Alderman Brian Foster, one of the apparent majority of Council planning to support the Fire Fee, said "I think taxes are way too high in this community" but pointed out that "in the past 10 years the City has lowered its millage rate while the County has raised their taxes by 10 percent, and the School Board has raised their taxes by about 20 percent."

Donald Dyches of local firm Dyches Construction claimed to have a letter from Alderman Julian Miller supporting the Fire Fee, in which Miller said if the Fire Fee doesn't pass, City property taxes would have to go up 40 percent in two years.

Community activist Linda Wilder Bryan spoke for many when she suggested Council balance the budget on the back of tourists rather than low-income residents who would be hard-pressed to pay what's expected to be a per-house fee around $300 per year.

"If you want us to believe you've done everything, why aren't we using impact fees for hotels and motels that come to our City?" Bryan said.

Hernandez responded that state law limits what impact fees can be used for, but added that he will explore the idea of impact fees next year.

That wasn't the only budget brouhaha.

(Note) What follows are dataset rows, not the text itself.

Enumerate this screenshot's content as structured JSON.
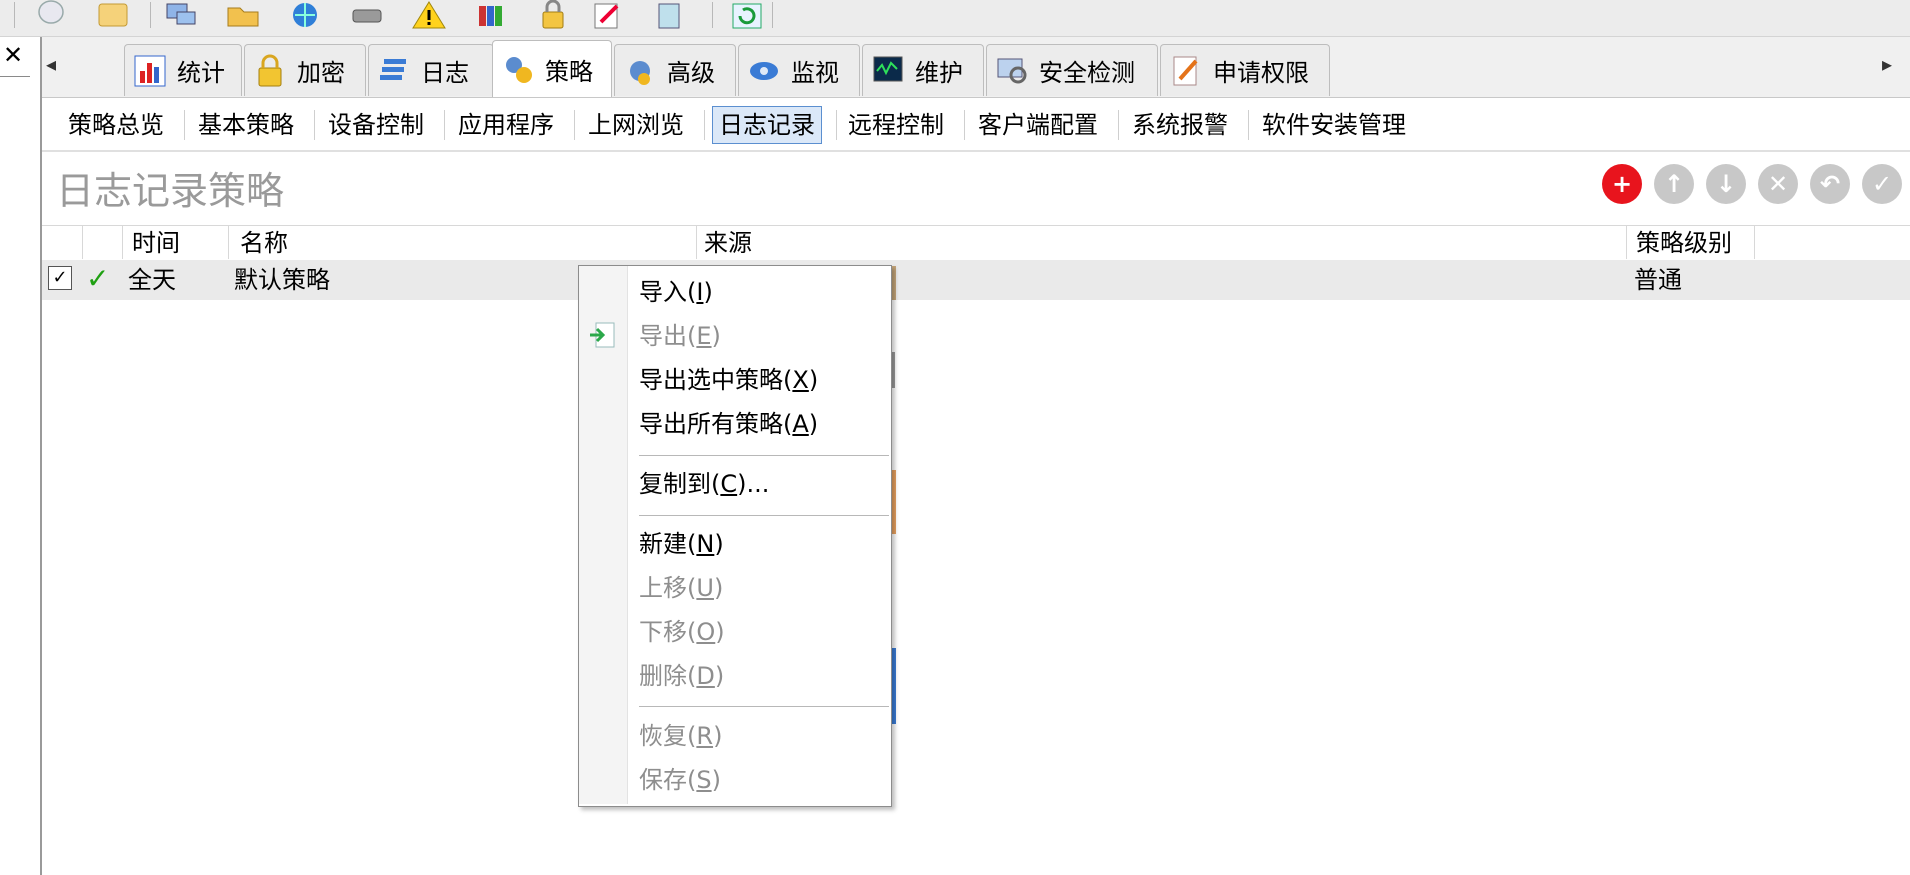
{
  "toolbar": {
    "icons": [
      "user-icon",
      "folder-icon",
      "computers-icon",
      "open-folder-icon",
      "globe-icon",
      "drive-icon",
      "warning-icon",
      "books-icon",
      "lock-icon",
      "edit-icon",
      "window-icon",
      "refresh-icon"
    ]
  },
  "left_pane": {
    "close_label": "✕"
  },
  "tabs": [
    {
      "label": "统计",
      "icon": "bar-chart-icon"
    },
    {
      "label": "加密",
      "icon": "padlock-icon"
    },
    {
      "label": "日志",
      "icon": "log-stack-icon"
    },
    {
      "label": "策略",
      "icon": "policy-gears-icon",
      "active": true
    },
    {
      "label": "高级",
      "icon": "advanced-gear-icon"
    },
    {
      "label": "监视",
      "icon": "monitor-eye-icon"
    },
    {
      "label": "维护",
      "icon": "maintenance-monitor-icon"
    },
    {
      "label": "安全检测",
      "icon": "security-scan-icon"
    },
    {
      "label": "申请权限",
      "icon": "request-permission-icon"
    }
  ],
  "subnav": [
    "策略总览",
    "基本策略",
    "设备控制",
    "应用程序",
    "上网浏览",
    "日志记录",
    "远程控制",
    "客户端配置",
    "系统报警",
    "软件安装管理"
  ],
  "subnav_active": "日志记录",
  "page": {
    "title": "日志记录策略"
  },
  "actions": [
    "add-icon",
    "up-arrow-icon",
    "down-arrow-icon",
    "delete-icon",
    "undo-icon",
    "save-check-icon"
  ],
  "table": {
    "columns": [
      "时间",
      "名称",
      "来源",
      "策略级别"
    ],
    "rows": [
      {
        "checked": true,
        "enabled": true,
        "time": "全天",
        "name": "默认策略",
        "source": "",
        "level": "普通"
      }
    ]
  },
  "context_menu": {
    "items": [
      {
        "text": "导入(",
        "key": "I",
        "close": ")",
        "enabled": true
      },
      {
        "text": "导出(",
        "key": "E",
        "close": ")",
        "enabled": false
      },
      {
        "text": "导出选中策略(",
        "key": "X",
        "close": ")",
        "enabled": true
      },
      {
        "text": "导出所有策略(",
        "key": "A",
        "close": ")",
        "enabled": true
      },
      {
        "text": "复制到(",
        "key": "C",
        "close": ")...",
        "enabled": true
      },
      {
        "text": "新建(",
        "key": "N",
        "close": ")",
        "enabled": true
      },
      {
        "text": "上移(",
        "key": "U",
        "close": ")",
        "enabled": false
      },
      {
        "text": "下移(",
        "key": "O",
        "close": ")",
        "enabled": false
      },
      {
        "text": "删除(",
        "key": "D",
        "close": ")",
        "enabled": false
      },
      {
        "text": "恢复(",
        "key": "R",
        "close": ")",
        "enabled": false
      },
      {
        "text": "保存(",
        "key": "S",
        "close": ")",
        "enabled": false
      }
    ]
  }
}
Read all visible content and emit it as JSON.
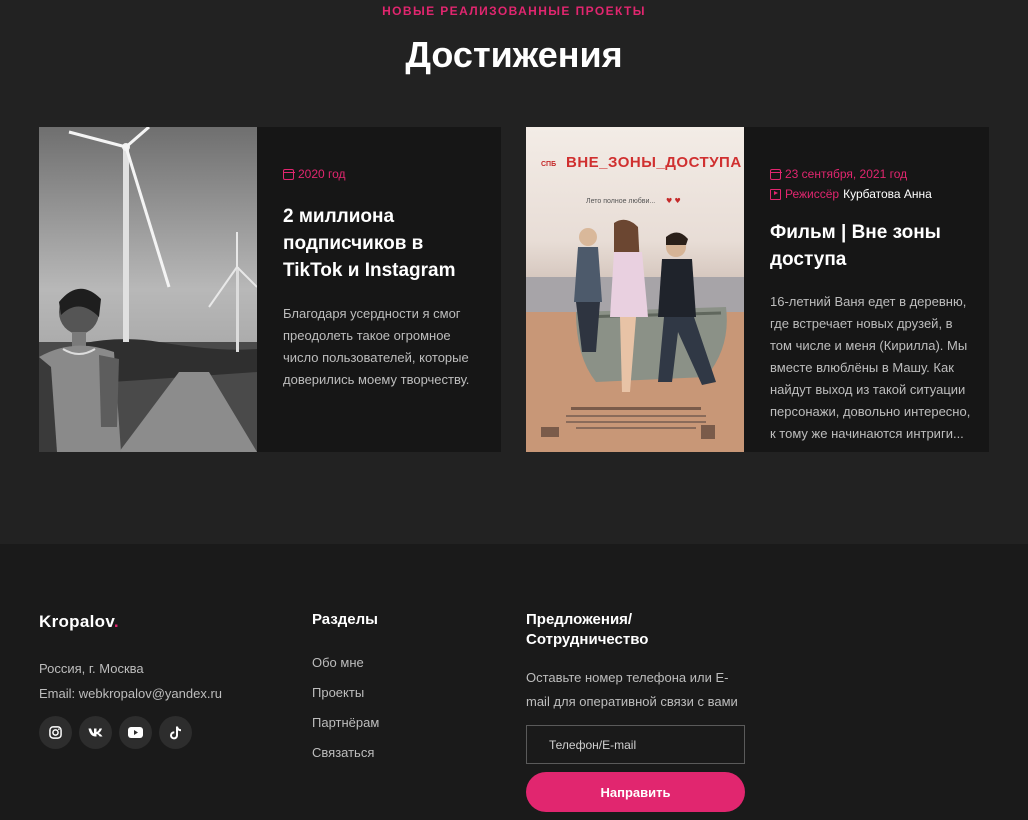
{
  "section": {
    "eyebrow": "НОВЫЕ РЕАЛИЗОВАННЫЕ ПРОЕКТЫ",
    "title": "Достижения"
  },
  "cards": [
    {
      "date": "2020 год",
      "title": "2 миллиона подписчиков в TikTok и Instagram",
      "text": "Благодаря усердности я смог преодолеть такое огромное число пользователей, которые доверились моему творчеству."
    },
    {
      "date": "23 сентября, 2021 год",
      "director_label": "Режиссёр",
      "director_name": "Курбатова Анна",
      "title": "Фильм | Вне зоны доступа",
      "text": "16-летний Ваня едет в деревню, где встречает новых друзей, в том числе и меня (Кирилла). Мы вместе влюблёны в Машу. Как найдут выход из такой ситуации персонажи, довольно интересно, к тому же начинаются интриги...",
      "poster_title": "ВНЕ_ЗОНЫ_ДОСТУПА",
      "poster_tagline": "Лето полное любви...",
      "poster_logo": "СПБ"
    }
  ],
  "footer": {
    "logo": "Kropalov",
    "logo_dot": ".",
    "address": "Россия, г. Москва",
    "email": "Email: webkropalov@yandex.ru",
    "socials": [
      "instagram-icon",
      "vk-icon",
      "youtube-icon",
      "tiktok-icon"
    ],
    "sections_title": "Разделы",
    "links": [
      "Обо мне",
      "Проекты",
      "Партнёрам",
      "Связаться"
    ],
    "offers_title_1": "Предложения/",
    "offers_title_2": "Сотрудничество",
    "offers_text": "Оставьте номер телефона или E-mail для оперативной связи с вами",
    "input_placeholder": "Телефон/E-mail",
    "button": "Направить"
  },
  "colors": {
    "accent": "#e1266f",
    "background": "#222222",
    "footer": "#1a1a1a",
    "card": "#161616"
  }
}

Controversial cuts to nonprofit budgets brought fireworks, particularly from the executive director of the Rape Crisis Center, Kesha Gibson-Carter.

Lamenting the enormous backlog of unprocessed rape kits, Gibson-Carter passionately asked Council, "Is it pleasing to you that we've only had 11 or 12 arrests for rape" out of more than 100 reports?

Hernandez explained the budget cuts by saying the Rape Crisis Center hadn't followed proper protocol in submitting a proposal on time nor in attending a City funding workshop.

"If you're asking staff to go back and amend their recommendations simply because an organization can come here and eloquently speak," Hernandez said, then he would suggest "we just throw out" the whole budget process and let groups speak before council.

Gibson-Carter replied that hers wasn't the only organization not to apply or attend so she "can only conclude Rape Crisis Center is being discriminated against."

In addition Gibson-Carter said, "You cut funds to social services but then institute a Fire Fee. Who does that?"

As yesterday's meeting was a first reading of the the budget and the Fire Fee proposal, no vote was taken. Another opportunity to speak will come in two weeks at the regular Dec. 21 Council meeting.